--- Your assignment ---
Gather the lines below that include the string "Delete", copying each in full.

--- Source material ---
******

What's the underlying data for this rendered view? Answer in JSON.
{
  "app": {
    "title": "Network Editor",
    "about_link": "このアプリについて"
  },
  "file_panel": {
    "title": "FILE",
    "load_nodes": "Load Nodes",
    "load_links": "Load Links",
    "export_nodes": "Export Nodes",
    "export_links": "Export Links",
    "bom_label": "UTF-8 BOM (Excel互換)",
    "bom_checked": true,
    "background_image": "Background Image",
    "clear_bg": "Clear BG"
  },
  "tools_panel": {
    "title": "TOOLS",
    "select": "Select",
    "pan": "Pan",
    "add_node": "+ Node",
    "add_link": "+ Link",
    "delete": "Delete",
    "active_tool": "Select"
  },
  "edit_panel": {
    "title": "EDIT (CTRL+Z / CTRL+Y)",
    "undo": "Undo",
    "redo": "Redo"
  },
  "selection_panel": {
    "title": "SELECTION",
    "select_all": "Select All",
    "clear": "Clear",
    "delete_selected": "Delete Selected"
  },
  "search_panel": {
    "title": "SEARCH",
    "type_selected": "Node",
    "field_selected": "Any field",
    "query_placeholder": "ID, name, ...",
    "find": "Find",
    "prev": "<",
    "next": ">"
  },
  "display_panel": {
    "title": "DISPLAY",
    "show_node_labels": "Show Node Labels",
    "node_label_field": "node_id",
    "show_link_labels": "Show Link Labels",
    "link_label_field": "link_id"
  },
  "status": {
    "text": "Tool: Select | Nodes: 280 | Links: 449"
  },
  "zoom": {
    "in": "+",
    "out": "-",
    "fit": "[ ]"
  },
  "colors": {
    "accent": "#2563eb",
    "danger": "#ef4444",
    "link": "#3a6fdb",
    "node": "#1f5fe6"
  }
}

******

--- Completed exercise ---
    "delete": "Delete",
    "delete_selected": "Delete Selected"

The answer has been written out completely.